It turns out we weren’t the only ones to have spent an interesting time there. The teachers, or chalkies as they were known, had some intriguing experiences too.
This is ably demonstrated by Peter and his wife Marian’s experience in Bougainville, especially when they were evacuated out when the whole place fell apart.
Prior to that there was an epic walk across New Ireland, diving with sharks on old wartime shipwrecks and a multitude of other interesting and often hair-raising experiences, all faithfully recounted in the book with a self-effacing and wry humour.
The book is, in fact, two books in one. The first part is a collection of anecdotes and memoirs and the second a collection of short stories.
The anecdotes threw me a bit because I was expecting the usual set of chronological accounts. Then I got to the second memoir and thought, wait a minute, this is out of sequence.

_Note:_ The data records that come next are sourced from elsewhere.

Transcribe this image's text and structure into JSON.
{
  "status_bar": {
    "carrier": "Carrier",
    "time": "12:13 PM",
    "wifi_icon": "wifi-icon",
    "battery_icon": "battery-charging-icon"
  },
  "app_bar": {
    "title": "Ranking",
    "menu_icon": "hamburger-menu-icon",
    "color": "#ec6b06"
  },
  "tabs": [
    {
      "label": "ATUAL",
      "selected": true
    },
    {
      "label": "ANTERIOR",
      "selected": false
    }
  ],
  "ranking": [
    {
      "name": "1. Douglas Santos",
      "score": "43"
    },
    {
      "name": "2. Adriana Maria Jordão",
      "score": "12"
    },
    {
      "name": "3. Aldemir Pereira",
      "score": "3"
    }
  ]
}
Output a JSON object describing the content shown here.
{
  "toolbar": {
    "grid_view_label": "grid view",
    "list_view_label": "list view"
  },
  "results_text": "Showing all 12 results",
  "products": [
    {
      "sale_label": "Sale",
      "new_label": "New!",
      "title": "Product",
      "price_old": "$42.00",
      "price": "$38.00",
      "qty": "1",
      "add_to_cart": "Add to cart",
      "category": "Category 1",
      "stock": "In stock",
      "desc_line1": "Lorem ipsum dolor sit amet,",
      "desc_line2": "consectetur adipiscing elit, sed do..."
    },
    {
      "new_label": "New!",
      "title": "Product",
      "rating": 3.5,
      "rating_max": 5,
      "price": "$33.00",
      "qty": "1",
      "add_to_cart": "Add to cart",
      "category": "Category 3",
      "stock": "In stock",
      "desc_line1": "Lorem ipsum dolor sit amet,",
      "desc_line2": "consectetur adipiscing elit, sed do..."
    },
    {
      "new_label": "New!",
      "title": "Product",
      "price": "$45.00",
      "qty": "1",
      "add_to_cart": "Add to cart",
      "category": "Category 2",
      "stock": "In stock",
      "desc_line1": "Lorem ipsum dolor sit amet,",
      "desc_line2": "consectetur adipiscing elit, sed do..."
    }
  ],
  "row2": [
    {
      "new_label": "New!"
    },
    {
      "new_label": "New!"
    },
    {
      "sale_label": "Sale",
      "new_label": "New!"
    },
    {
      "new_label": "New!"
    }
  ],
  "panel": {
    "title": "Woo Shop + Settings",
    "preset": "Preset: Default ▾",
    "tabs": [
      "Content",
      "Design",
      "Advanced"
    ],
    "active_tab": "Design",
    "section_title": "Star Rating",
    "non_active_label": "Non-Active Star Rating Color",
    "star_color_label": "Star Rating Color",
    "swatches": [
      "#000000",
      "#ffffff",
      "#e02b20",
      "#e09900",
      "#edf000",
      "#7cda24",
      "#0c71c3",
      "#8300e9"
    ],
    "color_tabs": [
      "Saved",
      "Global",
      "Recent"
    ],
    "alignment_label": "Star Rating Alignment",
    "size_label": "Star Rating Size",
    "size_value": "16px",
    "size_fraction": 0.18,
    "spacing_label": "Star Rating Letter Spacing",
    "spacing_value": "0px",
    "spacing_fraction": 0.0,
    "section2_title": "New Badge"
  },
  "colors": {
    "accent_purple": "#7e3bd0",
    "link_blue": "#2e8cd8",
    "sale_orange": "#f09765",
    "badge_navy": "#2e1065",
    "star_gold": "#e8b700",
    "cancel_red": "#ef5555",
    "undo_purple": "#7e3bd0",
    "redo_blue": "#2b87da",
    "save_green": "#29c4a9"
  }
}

When I got a bit further into the book I realised what Peter was doing.
Each separate piece is a self-contained vignette rather than an episode in a set timeline. Once I got used to the structure, the section was easy to read and in many ways represented a superior way of offering memoirs.
That said, the section is rounded off with an account of a return journey Peter and Marian made to Bougainville in 2015. Some of you may remember it from an article in PNG Attitude.

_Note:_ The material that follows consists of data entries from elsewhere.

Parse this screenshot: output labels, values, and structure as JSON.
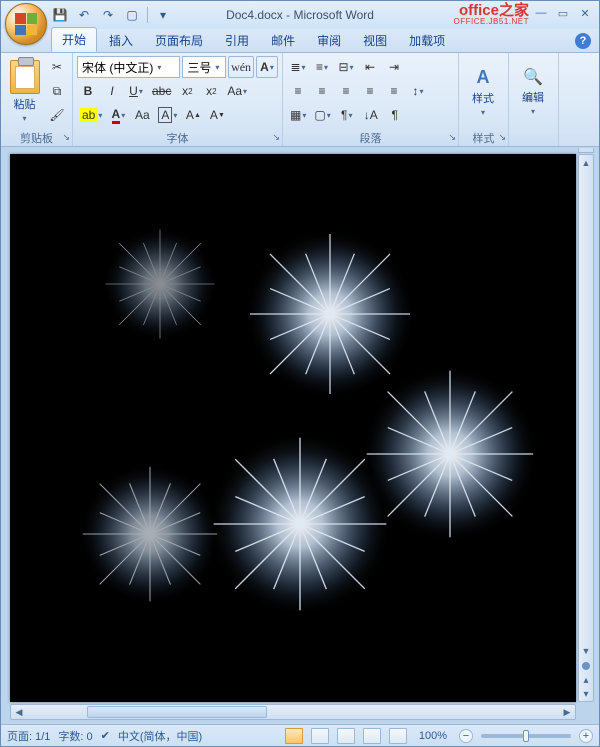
{
  "title": "Doc4.docx - Microsoft Word",
  "watermark": {
    "main": "office之家",
    "sub": "OFFICE.JB51.NET"
  },
  "qat": {
    "save": "save",
    "undo": "undo",
    "redo": "redo",
    "new": "new"
  },
  "tabs": [
    {
      "id": "home",
      "label": "开始",
      "active": true
    },
    {
      "id": "insert",
      "label": "插入"
    },
    {
      "id": "layout",
      "label": "页面布局"
    },
    {
      "id": "references",
      "label": "引用"
    },
    {
      "id": "mailings",
      "label": "邮件"
    },
    {
      "id": "review",
      "label": "审阅"
    },
    {
      "id": "view",
      "label": "视图"
    },
    {
      "id": "addins",
      "label": "加载项"
    }
  ],
  "ribbon": {
    "clipboard": {
      "label": "剪贴板",
      "paste": "粘贴"
    },
    "font": {
      "label": "字体",
      "family": "宋体 (中文正)",
      "size": "三号"
    },
    "paragraph": {
      "label": "段落"
    },
    "styles": {
      "label": "样式",
      "btn": "样式"
    },
    "editing": {
      "label": "",
      "btn": "编辑"
    }
  },
  "status": {
    "page": "页面: 1/1",
    "words": "字数: 0",
    "lang": "中文(简体，中国)",
    "zoom": "100%"
  }
}
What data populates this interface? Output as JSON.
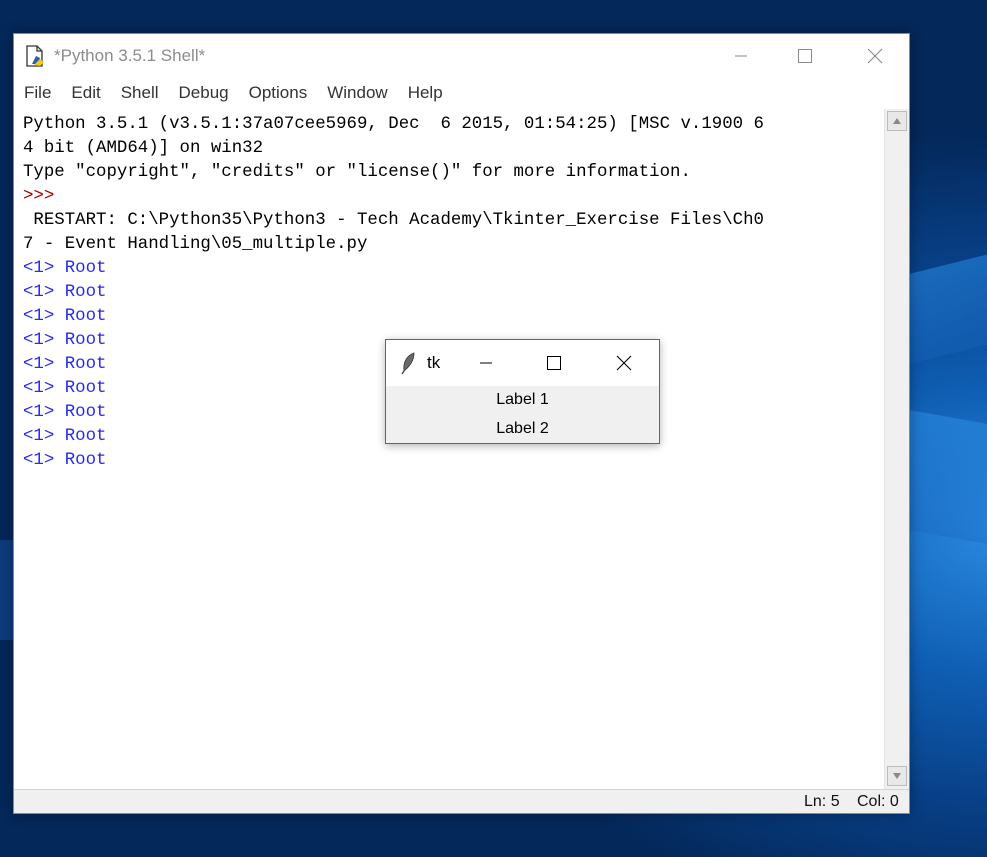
{
  "idle": {
    "title": "*Python 3.5.1 Shell*",
    "menu": [
      "File",
      "Edit",
      "Shell",
      "Debug",
      "Options",
      "Window",
      "Help"
    ],
    "lines": [
      {
        "text": "Python 3.5.1 (v3.5.1:37a07cee5969, Dec  6 2015, 01:54:25) [MSC v.1900 6",
        "kind": "normal"
      },
      {
        "text": "4 bit (AMD64)] on win32",
        "kind": "normal"
      },
      {
        "text": "Type \"copyright\", \"credits\" or \"license()\" for more information.",
        "kind": "normal"
      },
      {
        "text": ">>>",
        "kind": "prompt"
      },
      {
        "text": " RESTART: C:\\Python35\\Python3 - Tech Academy\\Tkinter_Exercise Files\\Ch0",
        "kind": "normal"
      },
      {
        "text": "7 - Event Handling\\05_multiple.py",
        "kind": "normal"
      },
      {
        "text": "<1> Root",
        "kind": "output"
      },
      {
        "text": "<1> Root",
        "kind": "output"
      },
      {
        "text": "<1> Root",
        "kind": "output"
      },
      {
        "text": "<1> Root",
        "kind": "output"
      },
      {
        "text": "<1> Root",
        "kind": "output"
      },
      {
        "text": "<1> Root",
        "kind": "output"
      },
      {
        "text": "<1> Root",
        "kind": "output"
      },
      {
        "text": "<1> Root",
        "kind": "output"
      },
      {
        "text": "<1> Root",
        "kind": "output"
      }
    ],
    "status": {
      "line": "Ln: 5",
      "col": "Col: 0"
    }
  },
  "tk": {
    "title": "tk",
    "labels": [
      "Label 1",
      "Label 2"
    ]
  },
  "colors": {
    "prompt": "#a00000",
    "output": "#2a2af0",
    "tk_border": "#1a78c8"
  }
}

The second section, the short story collection, shows Peter’s talent as a writer to full effect. He is obviously a great fan of Somerset Maugham and his stories have a similar feel about them.

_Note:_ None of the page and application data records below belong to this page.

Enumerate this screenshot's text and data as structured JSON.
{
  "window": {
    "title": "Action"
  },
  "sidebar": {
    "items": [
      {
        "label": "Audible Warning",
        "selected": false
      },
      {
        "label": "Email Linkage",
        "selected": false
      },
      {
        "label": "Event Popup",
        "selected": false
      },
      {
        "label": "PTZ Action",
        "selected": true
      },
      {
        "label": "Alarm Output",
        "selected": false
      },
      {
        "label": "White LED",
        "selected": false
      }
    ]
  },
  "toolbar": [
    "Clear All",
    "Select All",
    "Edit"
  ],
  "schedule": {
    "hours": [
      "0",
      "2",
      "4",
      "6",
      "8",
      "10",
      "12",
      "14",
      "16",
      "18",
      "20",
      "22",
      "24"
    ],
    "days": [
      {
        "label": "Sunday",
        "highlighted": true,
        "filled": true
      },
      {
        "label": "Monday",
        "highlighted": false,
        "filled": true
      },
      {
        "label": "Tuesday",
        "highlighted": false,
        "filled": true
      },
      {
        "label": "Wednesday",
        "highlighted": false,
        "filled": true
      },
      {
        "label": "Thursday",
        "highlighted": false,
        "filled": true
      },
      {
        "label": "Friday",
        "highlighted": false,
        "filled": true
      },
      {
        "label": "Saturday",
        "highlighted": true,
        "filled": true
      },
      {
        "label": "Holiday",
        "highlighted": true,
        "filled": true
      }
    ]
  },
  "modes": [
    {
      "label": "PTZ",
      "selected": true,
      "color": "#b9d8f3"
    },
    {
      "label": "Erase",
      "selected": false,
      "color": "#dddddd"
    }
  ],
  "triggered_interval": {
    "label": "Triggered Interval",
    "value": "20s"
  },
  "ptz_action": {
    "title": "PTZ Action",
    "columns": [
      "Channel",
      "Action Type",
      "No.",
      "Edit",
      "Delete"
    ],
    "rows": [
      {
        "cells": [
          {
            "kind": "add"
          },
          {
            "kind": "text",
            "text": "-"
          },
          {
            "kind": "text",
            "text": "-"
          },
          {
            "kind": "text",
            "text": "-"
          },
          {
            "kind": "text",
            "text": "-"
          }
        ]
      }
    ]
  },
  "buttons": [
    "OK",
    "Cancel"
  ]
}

Many of the stories have been previously published; most of them in the Papua New Guinea Association of Australia’s 2010 collection, Tales and Memoirs of Papua New Guinea.
I read that book when it came out and so re-reading the stories was an interesting experience. It’s amazing what gets stored away in the backrooms of your brain. My re-reading threw up characters that I remembered from six years ago. Not that it diminished the pleasure of meeting them again.
At the end of the book I had a new appreciation of the role of teachers in Papua New Guinea, both before and after independence.
For an old kiap it put into perspective the fact that our often exalted role was really only part of a much bigger scenario that included teachers, agricultural officers, surveyors, tradesmen, bankers, engineers, clerks, doctors and nurses and a host of other professions.
Peter comes from Sydney and went through the Australian School of Pacific Administration in 1968-70. His first posting was to New Ireland.
After four years he left Papua New Guinea but came back in 1980 and worked in both Popondetta in Oro Province and at Panguna on Bougainville before being forced to leave by the civil war in 1990.
We need more books like this one to balance the record. It’s quite remiss of those multiple professions not to have put pen to paper.
So, despite the unfortunate title, I cannot recommend Peter’s book more highly.
If you want to read about a dedicated teacher and his wife working as a nurse this is a book you shouldn’t miss.